To the right, as you enter is the Drawing Room. This large space was used for entertainment by the family. Today, it is home to “From Mansion of Museum,” an exhibit on the history Mary Telfair’s house, and the changes it has undergone. To the right are rooms that have been arranged as they would have been during Mary’s life.
|Fisherman Village in Norway by Carl August Heinrich Oesterley Jr |
Upstairs, the the family’s bedrooms have been turned into small galleries. These intimate spaces house both revolving exhibitions and permanent shows of the museums art works. Most famously, this area is not the home of Sylvia Shaw Judson’s statue, “The Bird Girl.” This sublime statue spent many years decorating a gravesite in the city’s Bonaventure Cemetery. When it appeared, first on the cover of book, and then in the movie version of “Midnight in the Garden of Good and Evil” is became a huge tourist draw. Unfortunately, some visitor were taking pics of the statues base home with them, so the city decided to move the statue to the Telfair.
|The Bird Girl by Sylvia Shaw Judson|
Behind the original house there are two galleries that have been added to the structure. One is the Rotunda Gallery. This large space holds around two dozen pieces from the museum’s permanent collection. They range from extremely large paintings to ones that are fairly small, and reflect many eras and genres of art. There is also a the Sculpture Gallery, Here you will mostly copies of classic European statues, a very common technique in the 1900’s.

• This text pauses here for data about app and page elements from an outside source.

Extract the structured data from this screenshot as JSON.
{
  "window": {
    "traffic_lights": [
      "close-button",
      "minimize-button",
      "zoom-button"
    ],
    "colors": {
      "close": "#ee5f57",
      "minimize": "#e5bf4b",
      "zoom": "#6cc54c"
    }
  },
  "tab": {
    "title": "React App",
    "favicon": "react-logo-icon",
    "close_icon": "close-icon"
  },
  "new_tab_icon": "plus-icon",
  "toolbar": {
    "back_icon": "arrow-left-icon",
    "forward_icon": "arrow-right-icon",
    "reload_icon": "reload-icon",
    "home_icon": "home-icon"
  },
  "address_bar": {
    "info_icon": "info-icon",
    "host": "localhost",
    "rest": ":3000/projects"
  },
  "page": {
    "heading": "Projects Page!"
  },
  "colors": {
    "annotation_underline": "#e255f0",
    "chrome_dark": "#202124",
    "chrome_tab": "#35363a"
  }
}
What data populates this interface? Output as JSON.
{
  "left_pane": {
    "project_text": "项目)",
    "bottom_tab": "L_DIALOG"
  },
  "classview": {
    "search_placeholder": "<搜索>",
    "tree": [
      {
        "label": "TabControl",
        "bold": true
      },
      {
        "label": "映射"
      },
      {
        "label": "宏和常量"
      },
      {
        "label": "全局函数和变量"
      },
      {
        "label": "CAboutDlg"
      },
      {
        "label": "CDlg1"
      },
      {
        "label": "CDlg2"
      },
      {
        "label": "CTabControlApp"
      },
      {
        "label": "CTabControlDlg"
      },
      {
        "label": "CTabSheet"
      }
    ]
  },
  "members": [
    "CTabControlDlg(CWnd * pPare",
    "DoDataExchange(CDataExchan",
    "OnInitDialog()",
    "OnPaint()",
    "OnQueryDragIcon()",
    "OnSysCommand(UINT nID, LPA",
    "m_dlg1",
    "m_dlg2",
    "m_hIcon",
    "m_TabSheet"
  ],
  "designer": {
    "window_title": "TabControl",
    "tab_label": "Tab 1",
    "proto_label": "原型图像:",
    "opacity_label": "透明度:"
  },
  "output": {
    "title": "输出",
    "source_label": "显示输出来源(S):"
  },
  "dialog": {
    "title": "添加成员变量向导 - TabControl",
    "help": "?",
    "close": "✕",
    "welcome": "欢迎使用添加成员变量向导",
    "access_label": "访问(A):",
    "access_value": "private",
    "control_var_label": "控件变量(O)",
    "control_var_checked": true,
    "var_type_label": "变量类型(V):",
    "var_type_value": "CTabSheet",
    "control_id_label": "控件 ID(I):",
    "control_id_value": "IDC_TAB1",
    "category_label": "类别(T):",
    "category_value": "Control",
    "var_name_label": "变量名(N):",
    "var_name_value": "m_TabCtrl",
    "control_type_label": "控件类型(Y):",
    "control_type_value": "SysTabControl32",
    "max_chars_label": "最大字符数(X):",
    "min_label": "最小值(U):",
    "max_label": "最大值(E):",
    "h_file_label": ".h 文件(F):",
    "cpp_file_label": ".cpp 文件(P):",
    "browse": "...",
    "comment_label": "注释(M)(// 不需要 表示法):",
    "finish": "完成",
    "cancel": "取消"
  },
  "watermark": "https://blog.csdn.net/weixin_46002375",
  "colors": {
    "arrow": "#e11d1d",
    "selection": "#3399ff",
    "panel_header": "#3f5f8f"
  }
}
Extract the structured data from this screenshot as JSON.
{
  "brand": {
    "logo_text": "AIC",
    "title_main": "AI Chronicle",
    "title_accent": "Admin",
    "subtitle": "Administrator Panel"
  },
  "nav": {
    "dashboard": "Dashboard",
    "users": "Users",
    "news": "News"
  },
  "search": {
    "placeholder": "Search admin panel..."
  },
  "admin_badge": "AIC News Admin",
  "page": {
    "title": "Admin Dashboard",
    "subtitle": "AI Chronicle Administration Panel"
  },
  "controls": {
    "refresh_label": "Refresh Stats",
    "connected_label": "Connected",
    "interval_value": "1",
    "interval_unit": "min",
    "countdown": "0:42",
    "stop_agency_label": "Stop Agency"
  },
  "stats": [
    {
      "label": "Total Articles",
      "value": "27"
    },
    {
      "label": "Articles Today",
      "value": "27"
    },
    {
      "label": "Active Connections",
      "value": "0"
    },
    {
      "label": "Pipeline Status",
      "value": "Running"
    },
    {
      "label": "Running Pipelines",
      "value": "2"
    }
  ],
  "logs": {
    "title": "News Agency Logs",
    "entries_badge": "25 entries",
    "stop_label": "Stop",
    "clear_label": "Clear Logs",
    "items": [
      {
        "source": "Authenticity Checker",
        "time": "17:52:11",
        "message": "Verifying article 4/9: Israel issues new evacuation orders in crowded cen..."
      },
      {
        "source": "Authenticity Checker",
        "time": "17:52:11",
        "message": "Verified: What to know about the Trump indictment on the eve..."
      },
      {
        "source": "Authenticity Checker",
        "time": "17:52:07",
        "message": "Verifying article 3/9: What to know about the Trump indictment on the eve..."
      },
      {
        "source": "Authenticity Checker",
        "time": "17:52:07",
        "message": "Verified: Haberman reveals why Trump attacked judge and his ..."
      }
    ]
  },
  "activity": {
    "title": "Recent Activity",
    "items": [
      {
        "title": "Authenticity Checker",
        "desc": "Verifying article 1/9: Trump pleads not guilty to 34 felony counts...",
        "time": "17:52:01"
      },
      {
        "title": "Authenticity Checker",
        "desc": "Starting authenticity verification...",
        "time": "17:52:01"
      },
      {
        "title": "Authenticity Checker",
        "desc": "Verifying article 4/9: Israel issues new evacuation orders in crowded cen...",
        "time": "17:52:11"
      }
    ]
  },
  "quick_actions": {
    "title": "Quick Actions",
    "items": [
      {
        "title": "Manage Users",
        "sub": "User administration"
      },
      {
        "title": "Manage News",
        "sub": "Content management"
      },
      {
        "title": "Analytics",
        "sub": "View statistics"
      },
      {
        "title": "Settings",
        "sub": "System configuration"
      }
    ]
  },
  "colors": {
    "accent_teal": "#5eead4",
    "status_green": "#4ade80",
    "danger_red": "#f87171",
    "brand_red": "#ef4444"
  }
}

|The Rotunda Hall|
|The Scapegrace by Jan Theodoor Toorop|
|Smoke Plumes of Savannah by Eliot Candee Clark|
|Stuyvesant Square in Winter by Ernest Lawson|
|Little Caesar by Christopher A.D. Murphy (top) and A Boy's Head by Charles Webster Hawthorne |
Walk down to the corner of E. York Street along Telfair Square, and you will arrive at The Jepson Center for the Arts. This modern building in historic Savannah is home to the Telfair’s collection of contemporary works. You enter into a soaring lobby, and then head up to the galleries on floors two and three.
The exhibits on my visit included “Complex Uncertainties," a selection of works from the Telfair’s permanent collection that were created after World War II.
|Under the Blood Red Sky by Faith Ringgold|
|Soundsuit by Nick Cave|
There was also “Picasso to Hockney:Modern Art on Stage,” an exhibit of stage design done by modern artists for theaters across Europe and the United States.
|Design for Schéhérazade by Léon Bakst|
|scene design for Le Rossignol by Alexandre Benoit|
The third component of the Telfair is the Owens-Thomas House and Slave Quarters. This Regency mansion was built I 1819. It was bought in 1830 by George Owens, a lawyer and plantation owner. The house stayed in the family until 1951, when the last surviving member died, leaving it to the Telfair Academy. The museum has taken a unique step in not just acknowledging the presence of enslaved people, but by making their lives the focus of house. The tour starts in the quarters where the enslaved workers lived, and everywhere in the house the information posters and audio tour put their lives on at least an equal level as the home owners. It is an amazing exploration of life in Savannah during the 1830’s.
|Owens-Thompson House Garden|
|Names of enslaved people who were owned by the Owens family|
Visiting the Telfair will take most of a day, so plan on having lunch somewhere nearby. I chose The Common on East Broughton St. It offers and elevated American menu at reasonable prices. I enjoyed the Common Salad, which definitely was not.
Nuts and Bolts:
The Telfair Museum is open Thurs - Tues, 10:00AM - 5:00PM. (Closed Wednesdays) The last tour at the Owens-Thompson House is at 4:20PM.
The combined entrance fee for all parts of the museum is: Adults $20/ Seniors and Active Duty $18/ Students (13-25) $15/ children $5